▶ [Problem details]:
Your task is to output the data exactly as it stands.

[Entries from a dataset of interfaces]

-------------------------

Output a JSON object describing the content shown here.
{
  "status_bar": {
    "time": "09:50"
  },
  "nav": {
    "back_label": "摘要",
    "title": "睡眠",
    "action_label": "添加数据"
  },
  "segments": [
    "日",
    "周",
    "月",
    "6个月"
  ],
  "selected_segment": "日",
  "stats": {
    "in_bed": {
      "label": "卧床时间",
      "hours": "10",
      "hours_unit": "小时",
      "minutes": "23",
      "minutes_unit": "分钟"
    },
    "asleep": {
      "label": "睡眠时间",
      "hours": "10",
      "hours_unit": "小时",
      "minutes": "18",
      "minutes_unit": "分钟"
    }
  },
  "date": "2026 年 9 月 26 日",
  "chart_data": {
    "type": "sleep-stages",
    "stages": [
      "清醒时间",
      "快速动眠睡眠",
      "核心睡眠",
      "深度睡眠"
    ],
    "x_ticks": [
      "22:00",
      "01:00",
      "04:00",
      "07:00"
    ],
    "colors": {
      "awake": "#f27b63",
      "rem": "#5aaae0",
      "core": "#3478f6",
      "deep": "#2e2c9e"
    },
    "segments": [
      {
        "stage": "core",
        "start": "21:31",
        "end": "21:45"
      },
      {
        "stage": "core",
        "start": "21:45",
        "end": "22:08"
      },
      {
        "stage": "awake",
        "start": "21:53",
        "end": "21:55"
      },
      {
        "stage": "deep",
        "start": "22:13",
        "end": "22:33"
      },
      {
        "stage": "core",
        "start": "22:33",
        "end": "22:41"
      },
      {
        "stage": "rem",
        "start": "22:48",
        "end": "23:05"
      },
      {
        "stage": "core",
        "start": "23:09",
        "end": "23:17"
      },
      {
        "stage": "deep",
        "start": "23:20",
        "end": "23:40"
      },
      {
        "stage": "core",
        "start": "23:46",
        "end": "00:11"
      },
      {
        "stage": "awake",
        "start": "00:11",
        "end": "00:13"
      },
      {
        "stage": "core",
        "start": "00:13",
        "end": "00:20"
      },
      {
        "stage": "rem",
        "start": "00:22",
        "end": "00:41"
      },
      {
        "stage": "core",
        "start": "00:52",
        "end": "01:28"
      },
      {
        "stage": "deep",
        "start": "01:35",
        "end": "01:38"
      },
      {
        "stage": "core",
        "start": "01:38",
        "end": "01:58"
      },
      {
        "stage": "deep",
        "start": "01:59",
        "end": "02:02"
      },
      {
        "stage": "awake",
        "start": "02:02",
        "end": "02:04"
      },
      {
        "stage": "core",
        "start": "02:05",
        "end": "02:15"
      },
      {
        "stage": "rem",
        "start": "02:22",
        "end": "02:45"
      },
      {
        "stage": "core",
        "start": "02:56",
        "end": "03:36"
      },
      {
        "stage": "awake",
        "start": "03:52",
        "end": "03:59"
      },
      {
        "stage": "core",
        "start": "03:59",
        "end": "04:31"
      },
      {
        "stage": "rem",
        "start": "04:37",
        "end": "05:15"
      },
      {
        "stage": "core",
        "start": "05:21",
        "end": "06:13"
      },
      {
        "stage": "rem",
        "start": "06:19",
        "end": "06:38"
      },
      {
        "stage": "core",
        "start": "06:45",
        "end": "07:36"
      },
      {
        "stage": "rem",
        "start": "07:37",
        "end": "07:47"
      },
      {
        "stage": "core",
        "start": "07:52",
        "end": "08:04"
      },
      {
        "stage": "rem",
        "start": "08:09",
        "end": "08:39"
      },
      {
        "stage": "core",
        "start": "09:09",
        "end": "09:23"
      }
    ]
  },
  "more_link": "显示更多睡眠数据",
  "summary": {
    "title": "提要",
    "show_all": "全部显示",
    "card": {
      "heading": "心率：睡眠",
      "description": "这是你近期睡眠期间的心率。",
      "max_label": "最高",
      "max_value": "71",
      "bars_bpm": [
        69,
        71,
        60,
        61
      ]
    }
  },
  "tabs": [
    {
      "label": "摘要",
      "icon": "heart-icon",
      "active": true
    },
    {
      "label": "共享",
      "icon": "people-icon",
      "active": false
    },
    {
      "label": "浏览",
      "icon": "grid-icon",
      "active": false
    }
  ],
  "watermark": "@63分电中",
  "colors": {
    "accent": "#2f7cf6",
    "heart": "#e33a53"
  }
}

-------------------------

▶ [Answer space]:
Output a JSON object describing the content shown here.
{
  "status_bar": {
    "time": "09:50"
  },
  "nav": {
    "back_label": "摘要",
    "title": "睡眠",
    "action_label": "添加数据"
  },
  "segments": [
    "日",
    "周",
    "月",
    "6个月"
  ],
  "selected_segment": "日",
  "stats": {
    "in_bed": {
      "label": "卧床时间",
      "hours": "10",
      "hours_unit": "小时",
      "minutes": "23",
      "minutes_unit": "分钟"
    },
    "asleep": {
      "label": "睡眠时间",
      "hours": "10",
      "hours_unit": "小时",
      "minutes": "18",
      "minutes_unit": "分钟"
    }
  },
  "date": "2026 年 9 月 26 日",
  "chart_data": {
    "type": "sleep-stages",
    "stages": [
      "清醒时间",
      "快速动眠睡眠",
      "核心睡眠",
      "深度睡眠"
    ],
    "x_ticks": [
      "22:00",
      "01:00",
      "04:00",
      "07:00"
    ],
    "colors": {
      "awake": "#f27b63",
      "rem": "#5aaae0",
      "core": "#3478f6",
      "deep": "#2e2c9e"
    },
    "segments": [
      {
        "stage": "core",
        "start": "21:31",
        "end": "21:45"
      },
      {
        "stage": "core",
        "start": "21:45",
        "end": "22:08"
      },
      {
        "stage": "awake",
        "start": "21:53",
        "end": "21:55"
      },
      {
        "stage": "deep",
        "start": "22:13",
        "end": "22:33"
      },
      {
        "stage": "core",
        "start": "22:33",
        "end": "22:41"
      },
      {
        "stage": "rem",
        "start": "22:48",
        "end": "23:05"
      },
      {
        "stage": "core",
        "start": "23:09",
        "end": "23:17"
      },
      {
        "stage": "deep",
        "start": "23:20",
        "end": "23:40"
      },
      {
        "stage": "core",
        "start": "23:46",
        "end": "00:11"
      },
      {
        "stage": "awake",
        "start": "00:11",
        "end": "00:13"
      },
      {
        "stage": "core",
        "start": "00:13",
        "end": "00:20"
      },
      {
        "stage": "rem",
        "start": "00:22",
        "end": "00:41"
      },
      {
        "stage": "core",
        "start": "00:52",
        "end": "01:28"
      },
      {
        "stage": "deep",
        "start": "01:35",
        "end": "01:38"
      },
      {
        "stage": "core",
        "start": "01:38",
        "end": "01:58"
      },
      {
        "stage": "deep",
        "start": "01:59",
        "end": "02:02"
      },
      {
        "stage": "awake",
        "start": "02:02",
        "end": "02:04"
      },
      {
        "stage": "core",
        "start": "02:05",
        "end": "02:15"
      },
      {
        "stage": "rem",
        "start": "02:22",
        "end": "02:45"
      },
      {
        "stage": "core",
        "start": "02:56",
        "end": "03:36"
      },
      {
        "stage": "awake",
        "start": "03:52",
        "end": "03:59"
      },
      {
        "stage": "core",
        "start": "03:59",
        "end": "04:31"
      },
      {
        "stage": "rem",
        "start": "04:37",
        "end": "05:15"
      },
      {
        "stage": "core",
        "start": "05:21",
        "end": "06:13"
      },
      {
        "stage": "rem",
        "start": "06:19",
        "end": "06:38"
      },
      {
        "stage": "core",
        "start": "06:45",
        "end": "07:36"
      },
      {
        "stage": "rem",
        "start": "07:37",
        "end": "07:47"
      },
      {
        "stage": "core",
        "start": "07:52",
        "end": "08:04"
      },
      {
        "stage": "rem",
        "start": "08:09",
        "end": "08:39"
      },
      {
        "stage": "core",
        "start": "09:09",
        "end": "09:23"
      }
    ]
  },
  "more_link": "显示更多睡眠数据",
  "summary": {
    "title": "提要",
    "show_all": "全部显示",
    "card": {
      "heading": "心率：睡眠",
      "description": "这是你近期睡眠期间的心率。",
      "max_label": "最高",
      "max_value": "71",
      "bars_bpm": [
        69,
        71,
        60,
        61
      ]
    }
  },
  "tabs": [
    {
      "label": "摘要",
      "icon": "heart-icon",
      "active": true
    },
    {
      "label": "共享",
      "icon": "people-icon",
      "active": false
    },
    {
      "label": "浏览",
      "icon": "grid-icon",
      "active": false
    }
  ],
  "watermark": "@63分电中",
  "colors": {
    "accent": "#2f7cf6",
    "heart": "#e33a53"
  }
}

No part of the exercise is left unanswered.